Review copy was received from NetGalley. This does not affect my opinion of the book or the content of my review.
Past Tense by Lee Child
Series: Jack Reacher #23
Published by Delacorte Press on November 5, 2018
Amazon, Audible, Audiobook, Barnes & Noble
Jack Reacher hits the pavement and sticks out his thumb. He plans to follow the sun on an epic trip across America, from Maine to California. He doesn’t get far. On a country road deep in the New England woods, he sees a sign to a place he has never been: the town where his father was born. He thinks, What’s one extra day? He takes the detour.
At the same moment, in the same isolated area, a car breaks down. Two young Canadians had been on their way to New York City to sell a treasure. Now they’re stranded at a lonely motel in the middle of nowhere. The owners seem almost too friendly. It’s a strange place, but it’s all there is.

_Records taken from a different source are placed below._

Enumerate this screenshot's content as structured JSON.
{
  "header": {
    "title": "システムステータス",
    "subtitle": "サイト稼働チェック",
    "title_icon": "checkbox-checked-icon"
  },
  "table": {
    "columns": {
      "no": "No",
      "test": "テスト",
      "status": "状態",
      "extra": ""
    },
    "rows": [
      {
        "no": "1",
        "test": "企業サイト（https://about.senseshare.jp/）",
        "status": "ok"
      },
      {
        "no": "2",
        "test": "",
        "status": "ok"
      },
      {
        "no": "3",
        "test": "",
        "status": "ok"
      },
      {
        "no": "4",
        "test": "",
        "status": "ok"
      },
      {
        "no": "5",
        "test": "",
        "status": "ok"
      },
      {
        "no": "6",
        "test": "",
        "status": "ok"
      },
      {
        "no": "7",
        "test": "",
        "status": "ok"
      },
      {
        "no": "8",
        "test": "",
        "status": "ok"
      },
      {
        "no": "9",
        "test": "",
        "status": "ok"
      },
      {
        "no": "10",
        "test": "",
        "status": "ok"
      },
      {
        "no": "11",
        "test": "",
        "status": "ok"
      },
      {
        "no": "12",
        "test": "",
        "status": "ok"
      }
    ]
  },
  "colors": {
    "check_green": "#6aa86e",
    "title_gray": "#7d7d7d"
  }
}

The next morning, in the city clerk’s office, Reacher asks about the old family home. He’s told no one named Reacher ever lived in town. He’s always known his father left and never returned, but now Reacher wonders, Was he ever there in the first place?
As Reacher explores his father’s life, and as the Canadians face lethal dangers, strands of different stories begin to merge. Then Reacher makes a shocking discovery: The present can be tough, but the past can be tense . . . and deadly.

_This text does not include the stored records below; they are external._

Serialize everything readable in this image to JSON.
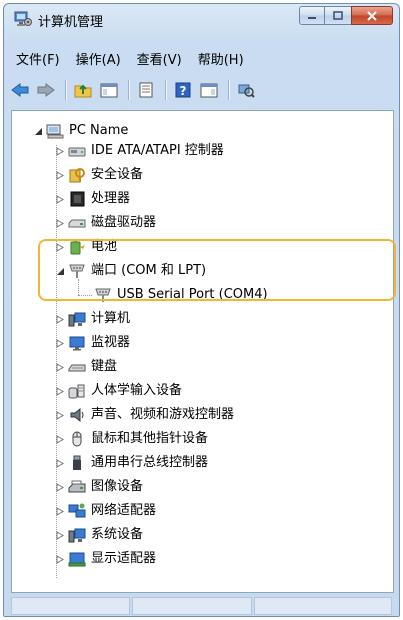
{
  "window": {
    "title": "计算机管理"
  },
  "menu": [
    {
      "label": "文件(F)"
    },
    {
      "label": "操作(A)"
    },
    {
      "label": "查看(V)"
    },
    {
      "label": "帮助(H)"
    }
  ],
  "tree": {
    "root": {
      "label": "PC Name",
      "expanded": true
    },
    "items": [
      {
        "label": "IDE ATA/ATAPI 控制器",
        "icon": "ide-controller-icon"
      },
      {
        "label": "安全设备",
        "icon": "security-device-icon"
      },
      {
        "label": "处理器",
        "icon": "processor-icon"
      },
      {
        "label": "磁盘驱动器",
        "icon": "disk-drive-icon"
      },
      {
        "label": "电池",
        "icon": "battery-icon"
      },
      {
        "label": "端口 (COM 和 LPT)",
        "icon": "port-icon",
        "expanded": true,
        "children": [
          {
            "label": "USB Serial Port (COM4)",
            "icon": "port-icon"
          }
        ]
      },
      {
        "label": "计算机",
        "icon": "computer-icon"
      },
      {
        "label": "监视器",
        "icon": "monitor-icon"
      },
      {
        "label": "键盘",
        "icon": "keyboard-icon"
      },
      {
        "label": "人体学输入设备",
        "icon": "hid-icon"
      },
      {
        "label": "声音、视频和游戏控制器",
        "icon": "sound-icon"
      },
      {
        "label": "鼠标和其他指针设备",
        "icon": "mouse-icon"
      },
      {
        "label": "通用串行总线控制器",
        "icon": "usb-controller-icon"
      },
      {
        "label": "图像设备",
        "icon": "imaging-device-icon"
      },
      {
        "label": "网络适配器",
        "icon": "network-adapter-icon"
      },
      {
        "label": "系统设备",
        "icon": "system-device-icon"
      },
      {
        "label": "显示适配器",
        "icon": "display-adapter-icon"
      }
    ]
  },
  "colors": {
    "highlight": "#f2b534",
    "window_frame": "#6f8fb3",
    "close_button": "#c2442a"
  }
}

I love this Jack Reacher series. In the earlier books, it seemed to matter more whether they were read in order because of his connections with other characters, and his own progression. Lately, it hasn’t seemed as important with some books going back in time, even to when he was in the army. I have read them all, including most of the novellas except 20 and 22. I have to go read them!
The time frame from Past Tense is not clear to me; he is obviously out of the army awhile. He makes a stop to check out his father’s hometown and finds a whole mess of trouble. This is typical. There is plenty of action and intelligent deduction by Reacher which is always enjoyable. I’m not sure it is always realistic when he doesn’t have more trouble for his actions, but he sure is fun. I love the feel of how smart he is to figure out things.
Reading this book contributed to these challenges:
- 2018 New Release Challenge